Dehumidification using chilled water coils also carries a potential risk of contamination as cooling coils when used for dehumidification run wet. Condensate is collected in the drain pan and drained out. However effective condensate drain requires having proper slope in the drain tray towards the outlet and also adequate slope in the external drain line to facilitate quick removal of the condensate.

This process of dehumidification when applied to such systems is not energy efficient. The air is first cooled down to the required dew point and then reheated to the desired temperature.

To resolve this desiccant dehumidifiers can be installed at the inlet of the AHU to remove moisture down to required dew point and the air can then be sensibly cooled or heated (as required) to the required temperature. This will ensure a dry coil operation completely eliminating the risk of microbial contamination. However care should be taken to choose the correct desiccant dehumidifier. The dehumidifier should have silica gel chemically bonded to the rotor wheel to ensure that silica gel dust is not carried over by the air as this can lead to contamination of the product. Additionally such a desiccant drier should also be bacteriostatic and washable.

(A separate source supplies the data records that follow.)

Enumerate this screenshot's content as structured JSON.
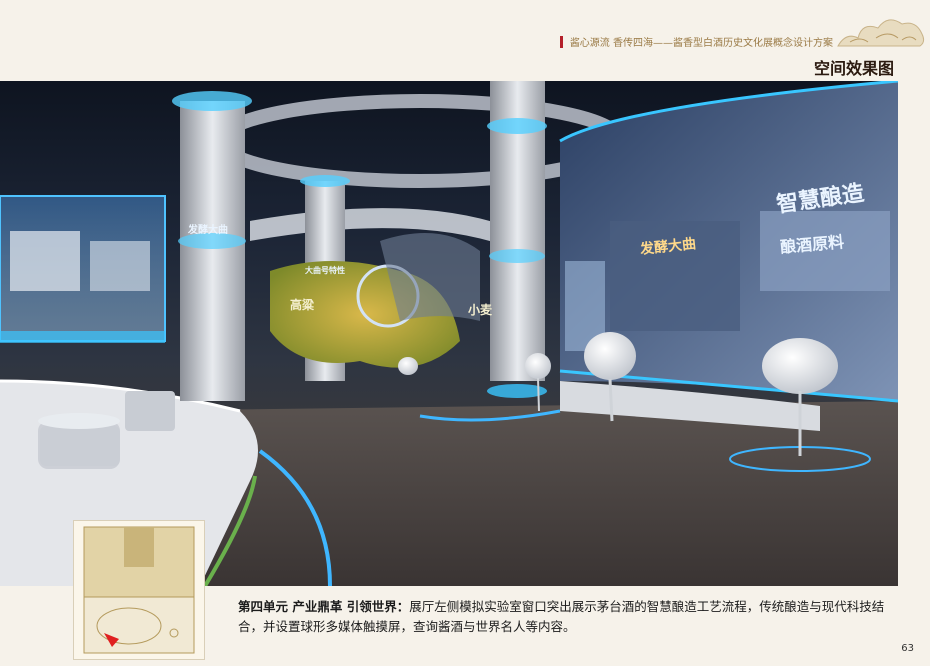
{
  "header": {
    "subtitle": "酱心源流 香传四海——酱香型白酒历史文化展概念设计方案",
    "section_title": "空间效果图"
  },
  "hero": {
    "signs": {
      "smart_brewing": "智慧酿造",
      "brewing_materials": "酿酒原料",
      "fermentation": "发酵大曲",
      "pillar_left": "发酵大曲",
      "pillar_mid": "大曲号特性",
      "sorghum": "高粱",
      "wheat": "小麦"
    }
  },
  "caption": {
    "heading": "第四单元  产业鼎革  引领世界：",
    "body": "展厅左侧模拟实验室窗口突出展示茅台酒的智慧酿造工艺流程，传统酿造与现代科技结合，并设置球形多媒体触摸屏，查询酱酒与世界名人等内容。"
  },
  "page_number": "63",
  "colors": {
    "accent_red": "#b4202a",
    "gold": "#9a7a45",
    "glow_blue": "#39c6ff"
  }
}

Energy Savings options

A case study has shown a saving of 8.3 KW for a 3000 CMH system when the required conditions were 25OC DB temperature and 8OC Dew Point.

Till a few years back cold water humidification was acceptable in pharmaceutical industry. Use of ultrasonic humidifiers was accepted as the energy requirement of such humidifiers is very low. However the new guidelines of World Health Organization (WHO) state 4.9.9 Where humidification is required, this should be achieved by appropriate means such as the injection of steam into the air stream. A product-contamination assessment should be done to determine whether pure or clean steam is required for the purposes of humidification.

It further adds
4.9.11 Humidification systems should be well drained. No condensate should accumulate in air-handling systems.

And also states
4.9.15 Cold surfaces should be insulated to prevent condensation within the clean area or on air-handling components.

Whilst steam generation does require more energy than cold water generation it is a statutory requirement and must be followed.

Self-generating electric steam humidifiers are available for smaller duties upto 40 Kg per hour. The power consumption would be 0.75 KW/ Kg of steam generated.

Among the electric steam humidifiers resistive humidifiers are most suitable as they offer accuracy in control which can be as high as +/- 2 per cent if required, and do not have the maintenance and cylinder replacement expenditure like the electrode humidifier and most importantly steam can be generates using any water quality from untreated drinking water to Reverse Osmosis water. The electrode humidifier requires conductive water to pass current in order to generate steam.

Process humidification duties are usually very high - more than 100 Kg of steam per hour even for smaller airflows like 3000 CMH. This of course depends on the RH to be maintained at a given temperature.

As most pharmaceutical companies have process steam available it is more economic to generate pure or clean steam at atmospheric pressure for humidification purpose. The actual savings can vary depending on the electricity rates per unit at place of installation.